I am contributing the cost of these DVDs to NORML as my personal challenge to you. I hope you’ll kindly join NORML, view Evergreen with friends and family, share with neighbors, co-workers and locally elected policymakers. I sincerely hope you too find the same inspiration we developed in Washington to get the job of ending marijuana prohibition done, once and for all.
Thanks in advance for your support of marijuana law reform in America and NORML’s long-standing public advocacy work.
Author and TV Host
NORML board member
Willie Nelson is a proud marijuana smoker who stopped using alcohol and tobacco decades ago. Willie, 81, credits his longevity to that decision.
Willie was purposely out of the “marijuana closet” before that became fashionable, or even politically correct. His openness came across as charmingly naive, as if he did not know cannabis was illegal, and could not figure out why others were sometimes upset.
Willie was — and still is — making a political statement that there is nothing wrong with smoking marijuana.
Two issues have always been the focus of Willie’s political attention: helping family farmers remain on the land and legalizing marijuana.
Willie and I have frequently talked over the years about the natural crossover between those two issues. If marijuana were legal for American farmers to cultivate and sell, tens of thousands of family farmers could grow marijuana and financially thrive and remain on the land, continuing the great rural tradition dating back to the founding of our country.
Among those voters age 18 to 40, 47 percent ranked alcohol as the most harmful substance to society, well ahead of both tobacco (27 percent) and cannabis (13 percent). (Thirteen percent of respondents were undecided.) Respondents among all age and ethnic groups were consistent in ranking marijuana as the least harmful of the three substances, as were self-identified Democrats and Independents. (Republicans rated tobacco to be the most harmful of the three products.)
“[These] numbers suggest younger Americans are upending societal conventions, which have long seen alcohol as an acceptable drug while condemning marijuana,” stated Rare.us in an accompanying press release.
The results are somewhat similar to those of a Wall Street Journal/NBC News poll released in March which reported that most Americans believe tobacco to be most harmful to health (49 percent), followed by alcohol (24 percent), sugar (15 percent), and marijuana (8 percent).

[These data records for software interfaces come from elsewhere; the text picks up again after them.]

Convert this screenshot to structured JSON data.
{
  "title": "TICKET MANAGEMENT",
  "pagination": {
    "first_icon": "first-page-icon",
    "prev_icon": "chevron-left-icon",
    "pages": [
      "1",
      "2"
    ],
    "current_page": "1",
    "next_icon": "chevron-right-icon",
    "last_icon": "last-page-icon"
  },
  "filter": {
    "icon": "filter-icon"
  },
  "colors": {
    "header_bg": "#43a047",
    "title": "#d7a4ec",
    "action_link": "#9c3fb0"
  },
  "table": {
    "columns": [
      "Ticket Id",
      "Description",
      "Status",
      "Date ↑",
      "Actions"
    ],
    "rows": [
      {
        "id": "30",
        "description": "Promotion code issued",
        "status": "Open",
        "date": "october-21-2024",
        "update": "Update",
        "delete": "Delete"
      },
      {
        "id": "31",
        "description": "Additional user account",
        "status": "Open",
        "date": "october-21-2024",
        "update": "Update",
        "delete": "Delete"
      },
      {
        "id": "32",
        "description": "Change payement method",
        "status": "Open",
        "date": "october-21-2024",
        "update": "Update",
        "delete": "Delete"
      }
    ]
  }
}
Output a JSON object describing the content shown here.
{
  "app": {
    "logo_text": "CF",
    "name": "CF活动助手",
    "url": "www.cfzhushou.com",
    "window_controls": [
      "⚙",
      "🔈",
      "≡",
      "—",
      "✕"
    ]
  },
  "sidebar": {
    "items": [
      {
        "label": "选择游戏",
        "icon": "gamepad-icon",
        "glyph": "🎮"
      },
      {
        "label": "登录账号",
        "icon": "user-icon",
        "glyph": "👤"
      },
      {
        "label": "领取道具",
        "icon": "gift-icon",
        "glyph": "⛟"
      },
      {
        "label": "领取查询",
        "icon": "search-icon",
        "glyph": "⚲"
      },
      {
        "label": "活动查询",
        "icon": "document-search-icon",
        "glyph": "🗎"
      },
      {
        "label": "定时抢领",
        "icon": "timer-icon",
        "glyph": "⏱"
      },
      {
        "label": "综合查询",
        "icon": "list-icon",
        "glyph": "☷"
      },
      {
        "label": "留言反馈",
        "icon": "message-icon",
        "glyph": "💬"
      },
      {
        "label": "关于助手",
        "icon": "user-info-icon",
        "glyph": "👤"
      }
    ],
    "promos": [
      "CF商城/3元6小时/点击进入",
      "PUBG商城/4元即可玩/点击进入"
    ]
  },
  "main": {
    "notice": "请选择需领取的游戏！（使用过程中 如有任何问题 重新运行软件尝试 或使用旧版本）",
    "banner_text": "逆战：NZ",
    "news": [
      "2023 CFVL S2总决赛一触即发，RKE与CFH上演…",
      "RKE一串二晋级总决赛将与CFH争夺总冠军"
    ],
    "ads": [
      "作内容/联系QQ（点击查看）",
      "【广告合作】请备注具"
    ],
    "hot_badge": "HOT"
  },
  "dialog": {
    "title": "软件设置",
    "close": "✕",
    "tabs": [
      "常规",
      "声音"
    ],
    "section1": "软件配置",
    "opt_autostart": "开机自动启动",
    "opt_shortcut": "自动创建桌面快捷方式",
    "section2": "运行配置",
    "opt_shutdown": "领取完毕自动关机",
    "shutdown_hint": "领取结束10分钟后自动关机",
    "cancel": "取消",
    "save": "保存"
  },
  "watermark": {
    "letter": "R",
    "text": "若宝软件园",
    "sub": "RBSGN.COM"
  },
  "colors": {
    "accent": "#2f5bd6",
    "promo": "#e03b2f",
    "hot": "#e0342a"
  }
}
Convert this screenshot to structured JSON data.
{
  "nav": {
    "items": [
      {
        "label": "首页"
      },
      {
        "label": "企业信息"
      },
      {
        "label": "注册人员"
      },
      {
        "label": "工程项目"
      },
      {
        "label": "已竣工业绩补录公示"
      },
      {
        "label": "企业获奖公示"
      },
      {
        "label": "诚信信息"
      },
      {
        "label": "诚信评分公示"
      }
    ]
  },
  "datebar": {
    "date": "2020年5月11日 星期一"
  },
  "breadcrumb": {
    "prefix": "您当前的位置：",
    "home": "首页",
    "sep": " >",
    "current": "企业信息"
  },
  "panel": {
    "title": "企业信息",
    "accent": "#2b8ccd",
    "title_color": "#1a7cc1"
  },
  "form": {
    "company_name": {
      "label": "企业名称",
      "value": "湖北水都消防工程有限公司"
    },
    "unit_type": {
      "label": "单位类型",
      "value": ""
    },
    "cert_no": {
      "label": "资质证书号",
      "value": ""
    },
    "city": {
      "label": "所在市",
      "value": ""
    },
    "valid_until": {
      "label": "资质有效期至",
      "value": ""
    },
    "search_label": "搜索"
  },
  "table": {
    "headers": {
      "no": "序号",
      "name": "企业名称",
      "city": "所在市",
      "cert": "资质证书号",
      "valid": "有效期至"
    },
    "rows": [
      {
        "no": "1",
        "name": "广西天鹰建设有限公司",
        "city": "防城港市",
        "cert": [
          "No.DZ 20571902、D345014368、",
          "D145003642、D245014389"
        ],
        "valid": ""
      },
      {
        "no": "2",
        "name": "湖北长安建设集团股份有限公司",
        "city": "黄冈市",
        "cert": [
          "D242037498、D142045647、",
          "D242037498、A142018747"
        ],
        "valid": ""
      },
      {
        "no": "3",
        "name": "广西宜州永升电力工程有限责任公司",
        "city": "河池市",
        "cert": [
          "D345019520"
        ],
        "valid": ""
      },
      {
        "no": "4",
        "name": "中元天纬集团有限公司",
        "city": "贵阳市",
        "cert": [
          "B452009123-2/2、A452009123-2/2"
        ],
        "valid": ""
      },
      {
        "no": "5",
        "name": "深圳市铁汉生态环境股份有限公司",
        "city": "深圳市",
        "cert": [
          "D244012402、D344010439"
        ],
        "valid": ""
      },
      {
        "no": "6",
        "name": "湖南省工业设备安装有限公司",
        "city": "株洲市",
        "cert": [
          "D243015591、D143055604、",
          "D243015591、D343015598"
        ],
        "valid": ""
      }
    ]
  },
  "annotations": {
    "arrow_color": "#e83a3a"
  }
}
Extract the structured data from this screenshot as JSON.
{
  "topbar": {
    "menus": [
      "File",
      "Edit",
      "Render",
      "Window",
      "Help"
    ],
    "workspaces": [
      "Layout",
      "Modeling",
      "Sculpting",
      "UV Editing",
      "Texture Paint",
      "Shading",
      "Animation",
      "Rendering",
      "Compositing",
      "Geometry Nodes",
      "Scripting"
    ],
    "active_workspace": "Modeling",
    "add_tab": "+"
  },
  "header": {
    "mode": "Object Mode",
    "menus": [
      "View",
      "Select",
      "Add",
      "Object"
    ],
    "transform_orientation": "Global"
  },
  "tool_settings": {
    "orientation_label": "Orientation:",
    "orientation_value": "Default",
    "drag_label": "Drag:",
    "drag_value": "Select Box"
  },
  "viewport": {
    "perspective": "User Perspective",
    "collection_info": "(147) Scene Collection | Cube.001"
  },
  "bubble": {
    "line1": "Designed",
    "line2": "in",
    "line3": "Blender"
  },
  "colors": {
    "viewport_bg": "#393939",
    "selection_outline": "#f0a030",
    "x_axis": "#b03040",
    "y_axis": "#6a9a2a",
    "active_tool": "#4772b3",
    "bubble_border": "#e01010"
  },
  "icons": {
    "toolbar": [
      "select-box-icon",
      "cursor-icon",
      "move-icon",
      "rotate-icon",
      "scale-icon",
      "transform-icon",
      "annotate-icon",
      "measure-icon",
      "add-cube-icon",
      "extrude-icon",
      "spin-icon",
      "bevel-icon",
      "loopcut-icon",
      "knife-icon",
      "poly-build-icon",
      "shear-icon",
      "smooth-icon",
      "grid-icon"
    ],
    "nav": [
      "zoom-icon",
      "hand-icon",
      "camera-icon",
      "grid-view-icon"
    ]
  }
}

Under federal law, marijuana is classified as a schedule I controlled substance, meaning that its alleged harms are equal to those of heroin. Both tobacco and alcohol are unscheduled under federal law.
According to a study published in 2004 in the Journal of the American Medical Association, the leading causes of death in the United States ware tobacco (435,000 deaths; 18.1 percent of total US deaths), poor diet and physical inactivity (365,000 deaths; 15.2 percent), and alcohol consumption (85,000 deaths; 3.5 percent).
A NBC4/Washington Post/Marist poll of DC voters released today revealed strong support for Initiative 71, which would legalize adult possession and limited cultivation of marijuana in the District.
The survey showed 65% support for the initiative amongst likely voters, only 33% were opposed and 2% undecided.
The polling data also showed NORML PAC endorsed DC Attorney General candidate Paul Zukerberg leading the field of five with double the support of his closest competitor.
If these figures hold, the nation’s capital will be getting a whole lot greener come November, with legalized adult possession and an Attorney General committed to pursuing marijuana law reform.
You can learn more about and donate to Initiative 71 at the campaign webpage here.
You can learn more about Paul Zukerberg and how to contribute or volunteer for his campaign here.
If you want to help NORML in DC voter turnout efforts, please email firstname.lastname@example.org with the subject line “Smoke the Vote.”
You can read the full poll results here.